**Work order**
Type out the listing below exactly. Pictures stay out of it.

**Data listing**
══════════════════════════════

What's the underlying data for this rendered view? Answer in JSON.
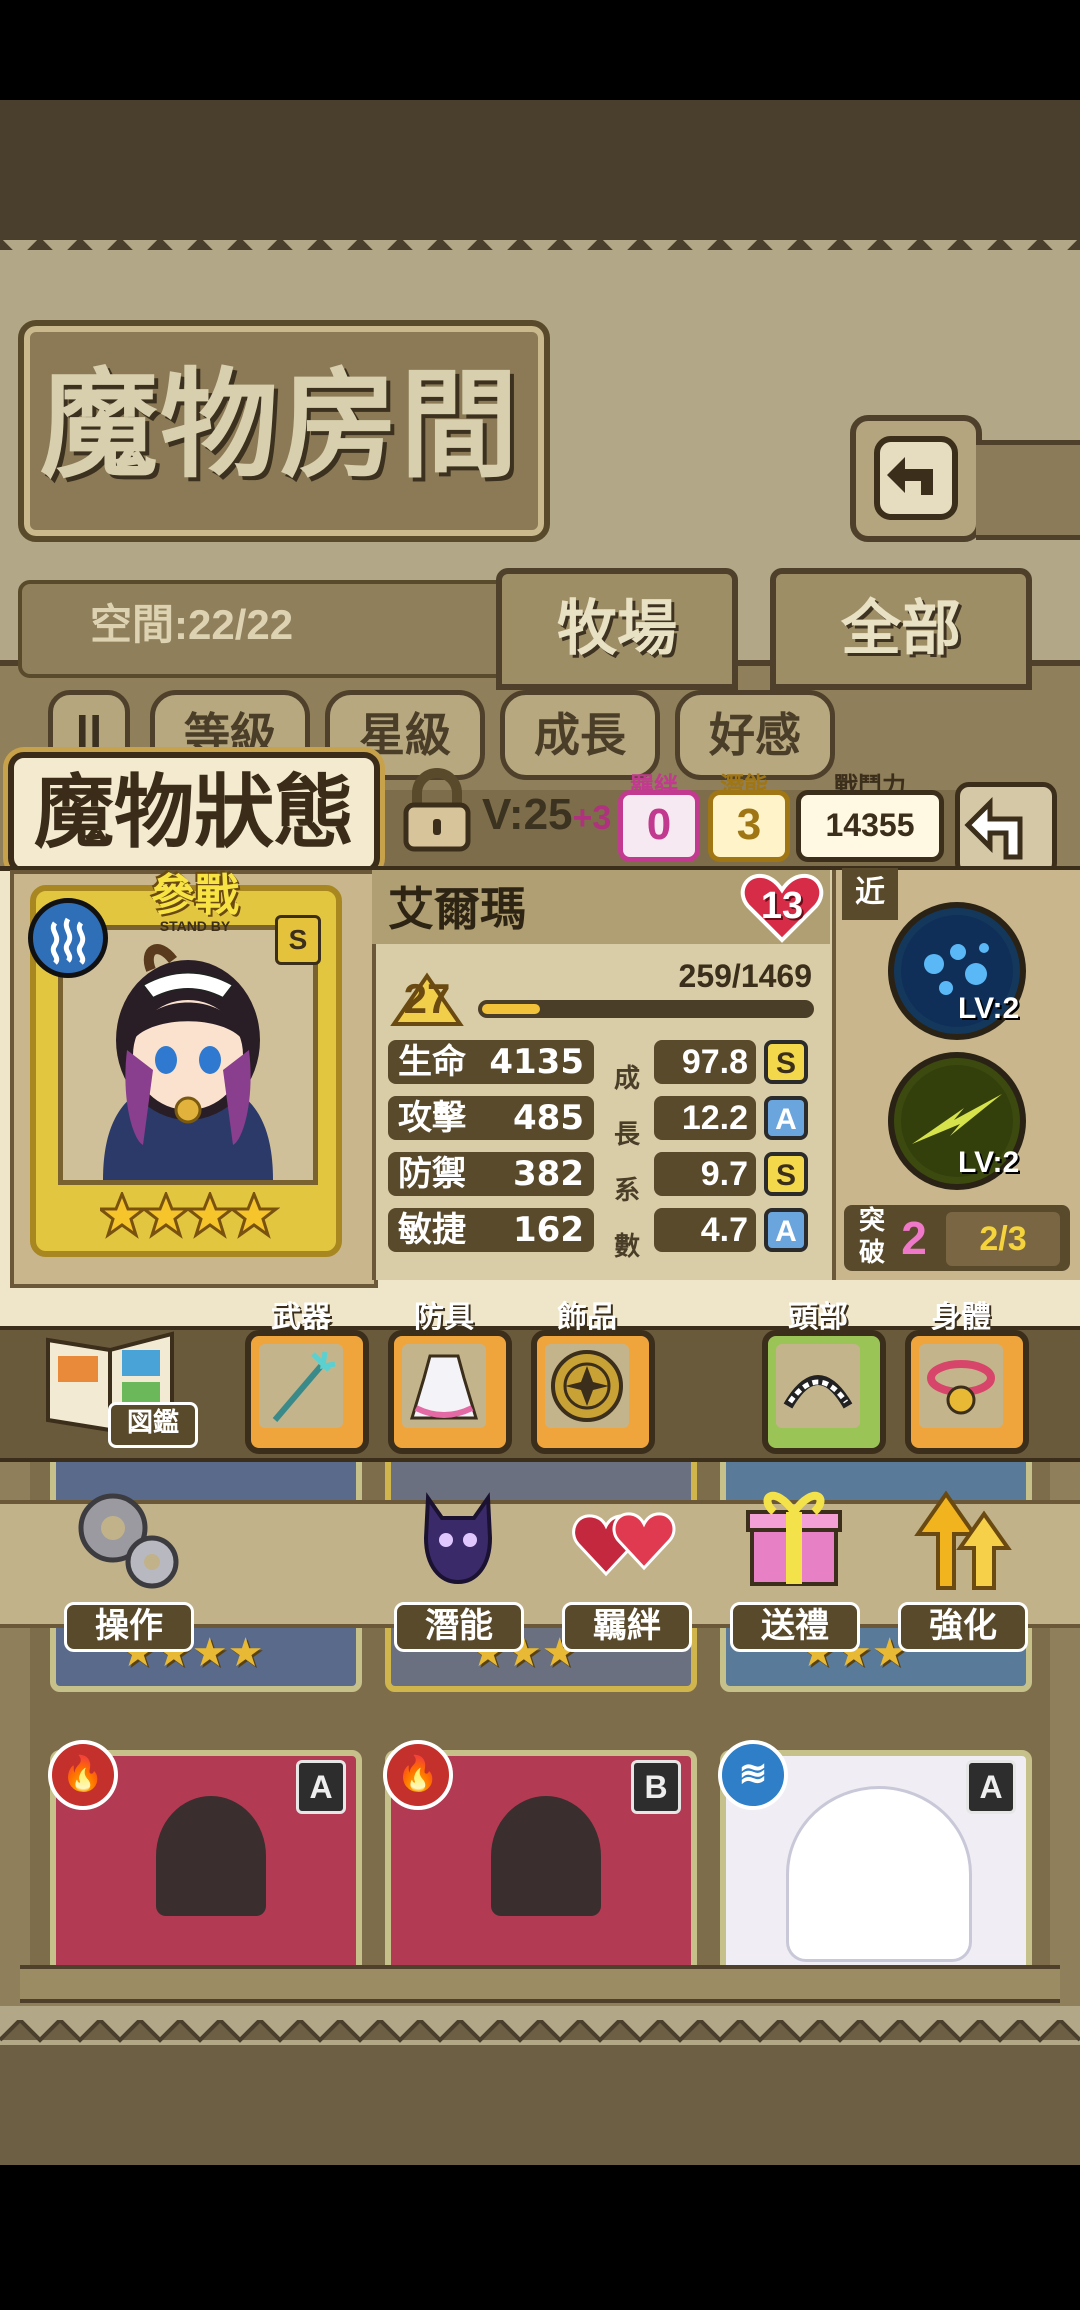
{
  "header": {
    "title": "魔物房間",
    "space_label": "空間:22/22",
    "tabs": [
      {
        "label": "牧場"
      },
      {
        "label": "全部"
      }
    ]
  },
  "sort_buttons": [
    {
      "label": "等級"
    },
    {
      "label": "星級"
    },
    {
      "label": "成長"
    },
    {
      "label": "好感"
    }
  ],
  "sort_toggle_icon": "pause-sort-icon",
  "status": {
    "title": "魔物狀態",
    "level_tag": "V:25",
    "level_plus": "+3",
    "bond_label": "羈絆",
    "bond_value": "0",
    "potential_label": "潛能",
    "potential_value": "3",
    "power_label": "戰鬥力",
    "power_value": "14355"
  },
  "monster": {
    "name": "艾爾瑪",
    "affection": "13",
    "battle_tag": "參戰",
    "standby": "STAND BY",
    "card_rank": "S",
    "element": "water",
    "stars": 4,
    "level": "27",
    "exp_text": "259/1469",
    "exp_ratio": 0.176,
    "stats": [
      {
        "label": "生命",
        "value": "4135",
        "growth": "97.8",
        "grade": "S"
      },
      {
        "label": "攻擊",
        "value": "485",
        "growth": "12.2",
        "grade": "A"
      },
      {
        "label": "防禦",
        "value": "382",
        "growth": "9.7",
        "grade": "S"
      },
      {
        "label": "敏捷",
        "value": "162",
        "growth": "4.7",
        "grade": "A"
      }
    ],
    "growth_vertical": [
      "成",
      "長",
      "系",
      "數"
    ],
    "range": "近",
    "skills": [
      {
        "level": "LV:2",
        "color": "#1f5b95"
      },
      {
        "level": "LV:2",
        "color": "#a7b51d"
      }
    ],
    "breakthrough_label": "突破",
    "breakthrough_value": "2",
    "breakthrough_frac": "2/3"
  },
  "equipment": {
    "book_label": "図鑑",
    "slots": [
      {
        "label": "武器",
        "icon": "trident-icon"
      },
      {
        "label": "防具",
        "icon": "maid-dress-icon"
      },
      {
        "label": "飾品",
        "icon": "gold-medallion-icon"
      },
      {
        "label": "頭部",
        "icon": "maid-headband-icon"
      },
      {
        "label": "身體",
        "icon": "bell-collar-icon"
      }
    ]
  },
  "actions": [
    {
      "label": "操作",
      "icon": "gears-icon"
    },
    {
      "label": "潛能",
      "icon": "shadow-demon-icon"
    },
    {
      "label": "羈絆",
      "icon": "hearts-icon"
    },
    {
      "label": "送禮",
      "icon": "gift-box-icon"
    },
    {
      "label": "強化",
      "icon": "up-arrows-icon"
    }
  ],
  "background_cards": [
    {
      "element": "fire",
      "rank": "A"
    },
    {
      "element": "fire",
      "rank": "B"
    },
    {
      "element": "water",
      "rank": "A"
    }
  ]
}
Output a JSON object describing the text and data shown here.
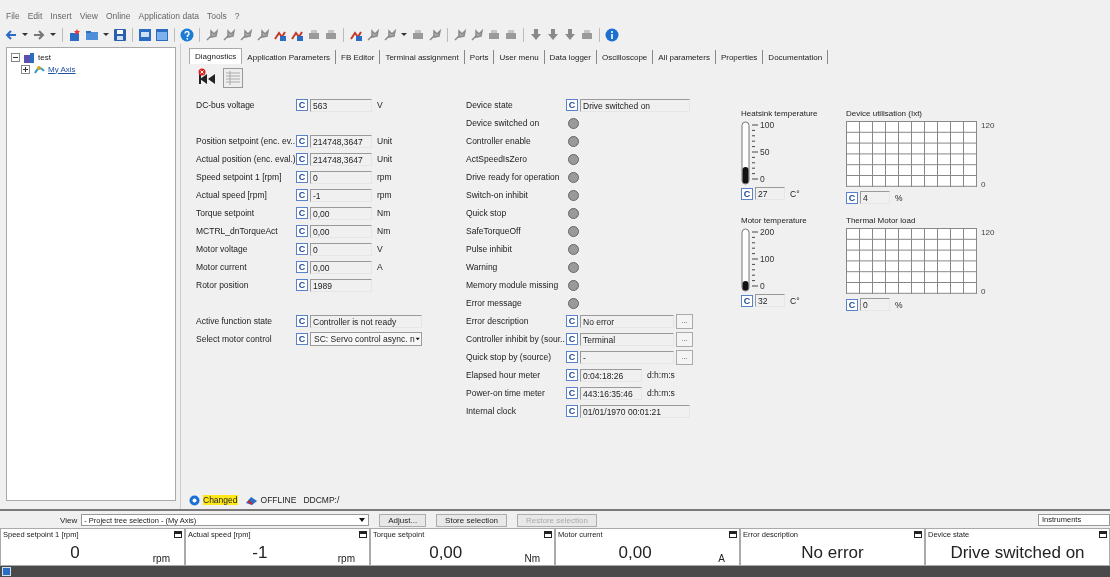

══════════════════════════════

**Solution to the exercise**
What's the underlying data for this rendered view? Answer in JSON.
{
  "header": {
    "title": "魔物房間",
    "space_label": "空間:22/22",
    "tabs": [
      {
        "label": "牧場"
      },
      {
        "label": "全部"
      }
    ]
  },
  "sort_buttons": [
    {
      "label": "等級"
    },
    {
      "label": "星級"
    },
    {
      "label": "成長"
    },
    {
      "label": "好感"
    }
  ],
  "sort_toggle_icon": "pause-sort-icon",
  "status": {
    "title": "魔物狀態",
    "level_tag": "V:25",
    "level_plus": "+3",
    "bond_label": "羈絆",
    "bond_value": "0",
    "potential_label": "潛能",
    "potential_value": "3",
    "power_label": "戰鬥力",
    "power_value": "14355"
  },
  "monster": {
    "name": "艾爾瑪",
    "affection": "13",
    "battle_tag": "參戰",
    "standby": "STAND BY",
    "card_rank": "S",
    "element": "water",
    "stars": 4,
    "level": "27",
    "exp_text": "259/1469",
    "exp_ratio": 0.176,
    "stats": [
      {
        "label": "生命",
        "value": "4135",
        "growth": "97.8",
        "grade": "S"
      },
      {
        "label": "攻擊",
        "value": "485",
        "growth": "12.2",
        "grade": "A"
      },
      {
        "label": "防禦",
        "value": "382",
        "growth": "9.7",
        "grade": "S"
      },
      {
        "label": "敏捷",
        "value": "162",
        "growth": "4.7",
        "grade": "A"
      }
    ],
    "growth_vertical": [
      "成",
      "長",
      "系",
      "數"
    ],
    "range": "近",
    "skills": [
      {
        "level": "LV:2",
        "color": "#1f5b95"
      },
      {
        "level": "LV:2",
        "color": "#a7b51d"
      }
    ],
    "breakthrough_label": "突破",
    "breakthrough_value": "2",
    "breakthrough_frac": "2/3"
  },
  "equipment": {
    "book_label": "図鑑",
    "slots": [
      {
        "label": "武器",
        "icon": "trident-icon"
      },
      {
        "label": "防具",
        "icon": "maid-dress-icon"
      },
      {
        "label": "飾品",
        "icon": "gold-medallion-icon"
      },
      {
        "label": "頭部",
        "icon": "maid-headband-icon"
      },
      {
        "label": "身體",
        "icon": "bell-collar-icon"
      }
    ]
  },
  "actions": [
    {
      "label": "操作",
      "icon": "gears-icon"
    },
    {
      "label": "潛能",
      "icon": "shadow-demon-icon"
    },
    {
      "label": "羈絆",
      "icon": "hearts-icon"
    },
    {
      "label": "送禮",
      "icon": "gift-box-icon"
    },
    {
      "label": "強化",
      "icon": "up-arrows-icon"
    }
  ],
  "background_cards": [
    {
      "element": "fire",
      "rank": "A"
    },
    {
      "element": "fire",
      "rank": "B"
    },
    {
      "element": "water",
      "rank": "A"
    }
  ]
}
Output a JSON object describing the text and data shown here.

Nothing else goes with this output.